We found that \(y^\prime = \frac{dy}{dx} = -x/y\) in Example 71. To find \(y^{\prime\prime}\), we apply implicit differentiation to \(y^\prime \).

\[\begin{align*} y^{\prime\prime} &= \frac{d}{dx}\big(y^\prime \big) \\ &= \frac{d}{dx}\left(-\frac xy\right)\qquad \text{(Now use the Quotient Rule.)} \\ &= -\frac{y(1) - x(y^\prime )}{y^2} \end{align*}\]

replace \(y^\prime \) with \(-x/y\):

\[\begin{align*}&= -\frac{y-x(-x/y)}{y^2} \\ &= -\frac{y+x^2/y}{y^2}.\end{align*}\]

While this is not a particularly simple expression, it is usable. We can see that \(y^{\prime\prime}>0\) when \(y<0\) and \(y^{\prime\prime}<0\) when \(y>0\). In Section 3.4, we will see how this relates to the shape of the graph.

## Logarithmic Differentiation

Consider the function \(y=x^x\); it is graphed in Figure 2.27. It is well--defined for \(x>0\) and we might be interested in finding equations of lines tangent and normal to its graph. How do we take its derivative?

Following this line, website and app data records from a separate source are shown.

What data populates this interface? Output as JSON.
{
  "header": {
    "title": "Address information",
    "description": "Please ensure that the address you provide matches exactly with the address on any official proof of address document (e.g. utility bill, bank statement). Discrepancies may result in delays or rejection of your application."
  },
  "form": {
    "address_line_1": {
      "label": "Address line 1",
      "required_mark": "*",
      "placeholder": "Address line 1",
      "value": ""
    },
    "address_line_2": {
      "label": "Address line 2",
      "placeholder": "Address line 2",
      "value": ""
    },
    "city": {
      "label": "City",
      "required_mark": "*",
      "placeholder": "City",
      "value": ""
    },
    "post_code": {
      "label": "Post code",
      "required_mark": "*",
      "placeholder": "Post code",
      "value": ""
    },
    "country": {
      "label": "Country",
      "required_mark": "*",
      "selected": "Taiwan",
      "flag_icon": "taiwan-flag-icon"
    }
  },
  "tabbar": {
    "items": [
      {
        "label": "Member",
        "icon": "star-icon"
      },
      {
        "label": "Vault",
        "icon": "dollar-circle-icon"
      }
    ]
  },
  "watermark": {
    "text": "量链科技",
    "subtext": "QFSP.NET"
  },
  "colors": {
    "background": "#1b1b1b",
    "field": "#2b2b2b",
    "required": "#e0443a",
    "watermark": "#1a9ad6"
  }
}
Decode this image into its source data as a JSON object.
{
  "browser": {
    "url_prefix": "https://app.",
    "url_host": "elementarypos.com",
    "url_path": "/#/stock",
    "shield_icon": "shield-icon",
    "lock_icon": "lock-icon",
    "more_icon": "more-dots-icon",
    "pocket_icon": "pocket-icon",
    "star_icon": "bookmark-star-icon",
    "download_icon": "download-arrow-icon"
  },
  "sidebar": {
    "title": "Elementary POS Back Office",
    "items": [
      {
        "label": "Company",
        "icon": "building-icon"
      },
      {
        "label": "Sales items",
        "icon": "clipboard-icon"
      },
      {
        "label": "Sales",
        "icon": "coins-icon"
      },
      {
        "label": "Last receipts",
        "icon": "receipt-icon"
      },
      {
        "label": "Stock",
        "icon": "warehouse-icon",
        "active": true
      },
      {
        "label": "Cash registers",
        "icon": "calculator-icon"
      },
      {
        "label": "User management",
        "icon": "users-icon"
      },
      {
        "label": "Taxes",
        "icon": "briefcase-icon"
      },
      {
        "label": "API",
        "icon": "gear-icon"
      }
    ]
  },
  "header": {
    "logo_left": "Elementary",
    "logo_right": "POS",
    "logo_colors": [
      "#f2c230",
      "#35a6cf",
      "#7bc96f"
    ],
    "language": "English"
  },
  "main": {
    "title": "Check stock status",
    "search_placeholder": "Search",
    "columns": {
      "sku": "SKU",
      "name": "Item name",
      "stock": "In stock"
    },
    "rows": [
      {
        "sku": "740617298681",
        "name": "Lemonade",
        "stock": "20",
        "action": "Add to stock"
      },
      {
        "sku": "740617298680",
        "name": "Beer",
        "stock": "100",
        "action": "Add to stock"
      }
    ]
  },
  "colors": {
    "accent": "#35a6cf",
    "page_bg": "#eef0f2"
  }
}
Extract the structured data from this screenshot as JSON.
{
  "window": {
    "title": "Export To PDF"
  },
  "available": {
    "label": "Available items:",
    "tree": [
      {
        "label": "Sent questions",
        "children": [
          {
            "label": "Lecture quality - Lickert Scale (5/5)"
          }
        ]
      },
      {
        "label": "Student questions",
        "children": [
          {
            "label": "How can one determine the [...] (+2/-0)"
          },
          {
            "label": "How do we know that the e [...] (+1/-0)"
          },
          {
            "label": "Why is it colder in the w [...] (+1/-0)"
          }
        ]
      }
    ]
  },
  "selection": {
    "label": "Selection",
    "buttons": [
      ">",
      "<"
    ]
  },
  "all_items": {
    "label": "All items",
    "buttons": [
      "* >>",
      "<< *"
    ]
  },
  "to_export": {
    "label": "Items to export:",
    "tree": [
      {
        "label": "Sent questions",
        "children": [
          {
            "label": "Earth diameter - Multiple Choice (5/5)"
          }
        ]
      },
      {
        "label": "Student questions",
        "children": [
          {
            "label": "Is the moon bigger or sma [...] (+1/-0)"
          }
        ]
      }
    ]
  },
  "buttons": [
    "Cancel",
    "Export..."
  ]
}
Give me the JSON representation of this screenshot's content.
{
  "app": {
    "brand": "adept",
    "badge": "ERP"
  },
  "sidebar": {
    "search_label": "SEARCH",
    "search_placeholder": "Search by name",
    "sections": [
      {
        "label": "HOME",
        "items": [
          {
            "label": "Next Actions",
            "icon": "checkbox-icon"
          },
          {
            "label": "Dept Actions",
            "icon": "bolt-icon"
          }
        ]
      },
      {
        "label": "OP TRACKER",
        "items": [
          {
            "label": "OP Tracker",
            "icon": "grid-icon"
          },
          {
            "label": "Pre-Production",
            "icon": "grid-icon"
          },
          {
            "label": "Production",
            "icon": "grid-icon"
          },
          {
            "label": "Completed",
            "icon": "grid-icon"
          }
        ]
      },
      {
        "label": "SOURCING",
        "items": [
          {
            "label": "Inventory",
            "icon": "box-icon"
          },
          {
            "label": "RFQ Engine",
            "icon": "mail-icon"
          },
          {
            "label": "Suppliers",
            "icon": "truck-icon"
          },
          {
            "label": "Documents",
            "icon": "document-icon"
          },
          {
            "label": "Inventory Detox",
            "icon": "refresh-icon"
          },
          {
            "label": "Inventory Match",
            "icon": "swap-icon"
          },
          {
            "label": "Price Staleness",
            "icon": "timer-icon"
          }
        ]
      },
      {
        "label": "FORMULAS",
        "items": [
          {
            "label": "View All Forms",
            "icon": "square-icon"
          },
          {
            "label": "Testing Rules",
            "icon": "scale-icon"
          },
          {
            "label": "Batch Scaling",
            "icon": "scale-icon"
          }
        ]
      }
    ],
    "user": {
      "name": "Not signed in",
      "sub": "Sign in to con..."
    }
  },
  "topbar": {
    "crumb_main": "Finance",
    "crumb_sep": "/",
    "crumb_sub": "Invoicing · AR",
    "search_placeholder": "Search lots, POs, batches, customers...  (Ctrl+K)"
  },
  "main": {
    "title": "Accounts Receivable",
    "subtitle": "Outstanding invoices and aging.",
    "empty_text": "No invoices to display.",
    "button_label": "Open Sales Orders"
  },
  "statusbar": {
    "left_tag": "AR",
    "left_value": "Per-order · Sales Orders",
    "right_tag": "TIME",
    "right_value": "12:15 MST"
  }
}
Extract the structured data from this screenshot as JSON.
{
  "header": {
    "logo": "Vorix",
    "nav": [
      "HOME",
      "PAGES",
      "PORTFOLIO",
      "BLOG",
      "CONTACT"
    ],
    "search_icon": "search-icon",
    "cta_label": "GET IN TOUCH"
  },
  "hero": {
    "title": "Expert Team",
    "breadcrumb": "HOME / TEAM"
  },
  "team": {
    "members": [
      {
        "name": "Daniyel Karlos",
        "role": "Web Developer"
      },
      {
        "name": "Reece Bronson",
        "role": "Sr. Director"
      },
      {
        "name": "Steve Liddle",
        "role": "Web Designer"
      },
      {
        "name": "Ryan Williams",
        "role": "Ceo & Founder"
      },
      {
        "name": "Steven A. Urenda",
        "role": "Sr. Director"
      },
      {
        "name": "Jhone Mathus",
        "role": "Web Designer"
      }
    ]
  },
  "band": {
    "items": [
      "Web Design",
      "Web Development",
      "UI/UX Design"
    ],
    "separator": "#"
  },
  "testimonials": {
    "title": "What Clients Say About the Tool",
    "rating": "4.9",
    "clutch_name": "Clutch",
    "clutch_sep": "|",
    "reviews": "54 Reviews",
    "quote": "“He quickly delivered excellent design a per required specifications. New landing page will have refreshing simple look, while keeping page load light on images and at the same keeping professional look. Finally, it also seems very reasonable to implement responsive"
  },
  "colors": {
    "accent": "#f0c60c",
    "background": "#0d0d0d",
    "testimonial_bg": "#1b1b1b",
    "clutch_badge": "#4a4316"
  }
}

The function is not a power function: it has a "power'' of \(x\), not a constant. It is not an exponential function: it has a "base'' of \(x\), not a constant.

A differentiation technique known as *logarithmic differentiation* becomes useful here. The basic principle is this: take the natural log of both sides of an equation \(y=f(x)\), then use implicit differentiation to find \(y^\prime \). We demonstrate this in the following example.

Example 74: Using Logarithmic Differentiation

Given \(y=x^x\), use logarithmic differentiation to find \(y^\prime \).

**Solution**

As suggested above, we start by taking the natural log of both sides then applying implicit differentiation.

\[\begin{align*} y &= x^x \\ \ln (y) &= \ln (x^x) \text{(apply logarithm rule)}\\ \ln (y) &= x\ln x \text{(now use implicit differentiation)}\\ \frac{d}{dx}\Big(\ln (y)\Big) &= \frac{d}{dx}\Big(x\ln x\Big) \\ \frac{y^\prime }{y} &= \ln x + x\cdot\frac1x\\ \frac{y^\prime }{y} &= \ln x + 1\\ y^\prime &= y\big(\ln x+1\big) \text{(substitute \(y=x^x\))}\\ y^\prime &= x^x\big(\ln x+1\big). \end{align*} \]

To "test'' our answer, let's use it to find the equation of the tangent line at \(x=1.5\). The point on the graph our tangent line must pass through is \((1.5, 1.5^{1.5}) \approx (1.5, 1.837)\). Using the equation for \(y^\prime \), we find the slope as

\[y^\prime = 1.5^{1.5}\big(\ln 1.5+1\big) \approx 1.837(1.405) \approx 2.582.\]

Thus the equation of the tangent line is \(y = 1.6833(x-1.5)+1.837\). Figure 2.28 graphs \(y=x^x\) along with this tangent line.

Implicit differentiation proves to be useful as it allows us to find the instantaneous rates of change of a variety of functions. In particular, it extended the Power Rule to rational exponents, which we then extended to all real numbers. In the next section, implicit differentiation will be used to find the derivatives of *inverse* functions, such as \(y=\sin^{-1} x\).